§ **WORK TO COMPLETE**: The required answer is a copy of each line in the entries below that includes "title".
----------------------------------------
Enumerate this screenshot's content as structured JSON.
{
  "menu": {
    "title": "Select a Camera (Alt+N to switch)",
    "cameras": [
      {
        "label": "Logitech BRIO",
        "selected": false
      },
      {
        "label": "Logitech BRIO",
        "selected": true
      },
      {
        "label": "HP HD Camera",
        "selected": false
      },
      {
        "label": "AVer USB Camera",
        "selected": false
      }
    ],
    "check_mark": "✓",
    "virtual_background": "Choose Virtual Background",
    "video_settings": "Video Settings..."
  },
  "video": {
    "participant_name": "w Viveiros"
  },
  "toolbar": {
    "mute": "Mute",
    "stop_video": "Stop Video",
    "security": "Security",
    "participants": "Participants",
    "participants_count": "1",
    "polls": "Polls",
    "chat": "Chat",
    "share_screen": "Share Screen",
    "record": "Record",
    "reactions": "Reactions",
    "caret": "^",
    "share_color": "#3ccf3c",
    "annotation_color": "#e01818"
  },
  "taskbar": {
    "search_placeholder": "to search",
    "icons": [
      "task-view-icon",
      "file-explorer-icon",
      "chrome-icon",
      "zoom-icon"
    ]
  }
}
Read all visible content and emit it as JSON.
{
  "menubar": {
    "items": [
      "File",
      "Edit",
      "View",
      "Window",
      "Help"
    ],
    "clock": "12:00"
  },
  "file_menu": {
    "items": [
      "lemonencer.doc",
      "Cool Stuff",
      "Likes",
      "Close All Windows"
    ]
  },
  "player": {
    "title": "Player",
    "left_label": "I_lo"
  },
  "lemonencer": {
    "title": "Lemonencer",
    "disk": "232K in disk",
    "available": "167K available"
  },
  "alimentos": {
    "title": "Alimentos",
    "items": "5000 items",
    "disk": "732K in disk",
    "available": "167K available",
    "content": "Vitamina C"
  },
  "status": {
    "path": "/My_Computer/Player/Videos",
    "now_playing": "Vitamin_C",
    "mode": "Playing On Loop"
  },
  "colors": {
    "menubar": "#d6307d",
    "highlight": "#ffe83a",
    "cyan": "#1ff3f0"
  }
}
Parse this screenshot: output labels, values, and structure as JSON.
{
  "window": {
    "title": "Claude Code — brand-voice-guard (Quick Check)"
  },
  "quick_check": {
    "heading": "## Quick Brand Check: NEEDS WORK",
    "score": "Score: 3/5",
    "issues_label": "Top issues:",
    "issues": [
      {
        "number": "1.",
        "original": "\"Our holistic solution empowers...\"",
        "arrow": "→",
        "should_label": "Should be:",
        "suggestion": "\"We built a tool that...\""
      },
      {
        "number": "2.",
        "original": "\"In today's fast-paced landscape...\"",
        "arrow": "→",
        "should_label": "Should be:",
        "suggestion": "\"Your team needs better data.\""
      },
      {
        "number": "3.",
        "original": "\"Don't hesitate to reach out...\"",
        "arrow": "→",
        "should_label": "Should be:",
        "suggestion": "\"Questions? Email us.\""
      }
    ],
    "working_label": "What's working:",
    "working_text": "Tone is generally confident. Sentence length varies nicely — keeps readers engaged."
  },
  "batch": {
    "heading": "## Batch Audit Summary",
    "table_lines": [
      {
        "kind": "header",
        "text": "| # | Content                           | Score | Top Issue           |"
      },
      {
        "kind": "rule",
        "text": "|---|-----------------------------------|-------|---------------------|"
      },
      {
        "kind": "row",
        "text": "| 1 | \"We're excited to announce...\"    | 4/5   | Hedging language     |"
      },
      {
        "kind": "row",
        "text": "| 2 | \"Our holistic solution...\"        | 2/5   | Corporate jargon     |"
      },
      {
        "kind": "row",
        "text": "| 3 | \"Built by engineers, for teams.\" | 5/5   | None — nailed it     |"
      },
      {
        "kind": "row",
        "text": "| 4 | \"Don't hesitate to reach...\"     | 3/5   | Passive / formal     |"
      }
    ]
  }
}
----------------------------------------
§ **WRITTEN RESPONSE**:
    "title": "Select a Camera (Alt+N to switch)",
    "title": "Player",
    "title": "Lemonencer",
    "title": "Alimentos",
    "title": "Claude Code — brand-voice-guard (Quick Check)"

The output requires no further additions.